If China is about to start setting the global price of oil, why isn't it setting the price of metals?
After all, the country accounts for about half of worldwide demand for most base metals, compared with just 13 percent or so for crude. The reality is that scale doesn't matter. As Gadfly argued in October, the European Union has long been the world's largest oil-importing trading bloc, but we don't trade West Texas Intermediate in euros.
That's not putting off Chinese securities regulators, who hope to list yuan-denominated crude futures in Shanghai on March 26. But those who think such moves could help the yuan replace the U.S. dollar as the global reserve currency are muddled.
To see why, look at aluminum. It's the most widely used of the six main base metals and the most extensively held on both the Shanghai Futures Exchange and the London Metal Exchange.
The U.K. -- whose single aluminum smelter was sold to turnaround specialists Liberty House Group in 2016 -- doesn't seem an obvious place to trade the metal. Yet volumes show that between a third and half of Shanghai aluminum futures typically change hands between midnight and 3 a.m. Asian time, when local traders are asleep.
By contrast, just 10 percent to 20 percent of LME contracts are traded during the LME's "Asian hours" before 7 a.m. U.K. time. That suggests that it's London that sets Shanghai prices, not vice versa.
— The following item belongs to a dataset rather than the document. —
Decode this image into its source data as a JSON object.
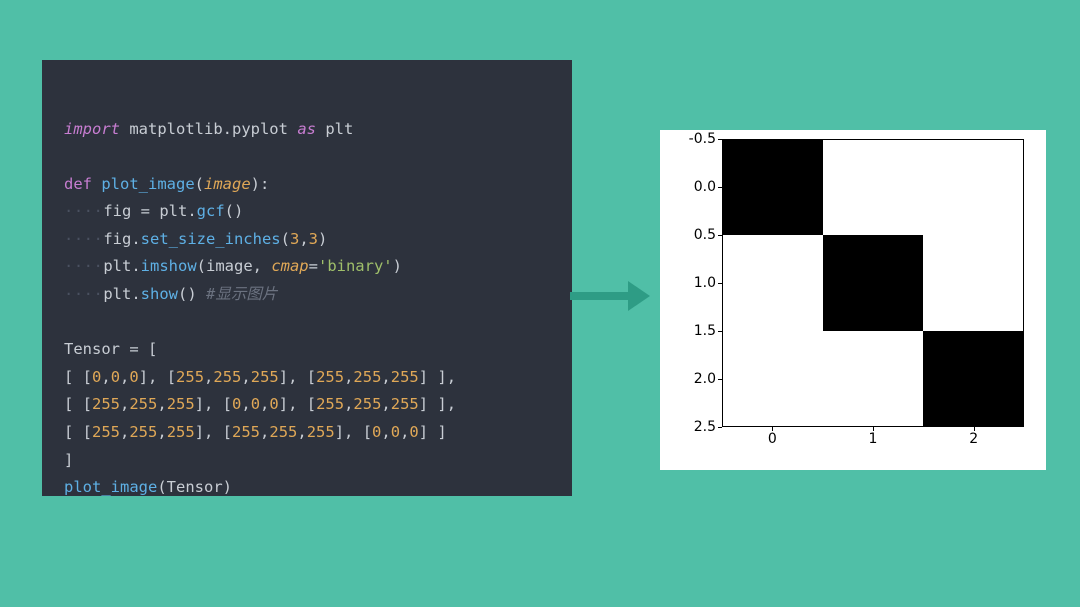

The reasons aren't hard to discern. Traders on the LME have access to a global network of warehouses and can settle transactions in dollars, while taking advantage of all the hedging and arbitrage instruments available in European and North American capital markets. Those on the Shanghai exchange are limited to the domestic market and a currency that's used in just 4 percent or so of worldwide foreign-exchange transactions. On top of that, they pay a 17 percent sales tax, which keeps Chinese copper prices at a persistent premium to those in London and New York.
Local futures will no doubt be useful for Chinese traders, but in global markets they are most likely to be only a gut-check for investors buying and selling more liquid, dollar-denominated contracts during Asian hours. In many ways, that's a missed opportunity: The world could do with better benchmarks for the Persian Gulf and Chinese domestic grades that are mainly consumed in Asia.
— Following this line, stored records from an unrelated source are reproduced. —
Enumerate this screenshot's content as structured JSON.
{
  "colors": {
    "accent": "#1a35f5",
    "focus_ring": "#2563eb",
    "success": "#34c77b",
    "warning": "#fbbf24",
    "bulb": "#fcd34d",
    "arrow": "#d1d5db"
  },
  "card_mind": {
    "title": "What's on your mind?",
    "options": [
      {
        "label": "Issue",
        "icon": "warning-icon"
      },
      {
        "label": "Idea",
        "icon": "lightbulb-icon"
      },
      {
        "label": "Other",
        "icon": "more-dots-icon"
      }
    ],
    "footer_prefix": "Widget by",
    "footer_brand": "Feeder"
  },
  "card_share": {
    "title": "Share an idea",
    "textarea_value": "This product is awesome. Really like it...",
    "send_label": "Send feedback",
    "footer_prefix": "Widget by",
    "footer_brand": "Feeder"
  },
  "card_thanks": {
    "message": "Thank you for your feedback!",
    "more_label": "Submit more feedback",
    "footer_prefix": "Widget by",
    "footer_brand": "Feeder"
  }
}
China has a chicken-and-egg problem. It's not so much that the yuan needs its own oil benchmark to become a global reserve currency: The more important issue is that a yuan-denominated contract will never lead the oil market so long as Beijing drives foreign traders away by keeping its capital account closed. Few international investors are going to commit to a contract that leaves them dependent on the heavily controlled, illiquid offshore renminbi to settle trades.
It's often hot pride rather than cold reasoning that dictates ideas about how currencies should behave. President Donald Trump's mercantilist instincts would favor a weak currency along the lines of that pursued by Japanese Prime Minister Shinzo Abe, but last month he instead backed a "stronger and stronger" greenback.
China's dreams of turning the yuan into a global reserve currency are little different. Superficially, such a shift would suggest an increase in Beijing's authority over the global economy, but it will never happen so long as the government insists on controlling its currency. Letting go, rather than taking power, is the only route to growth.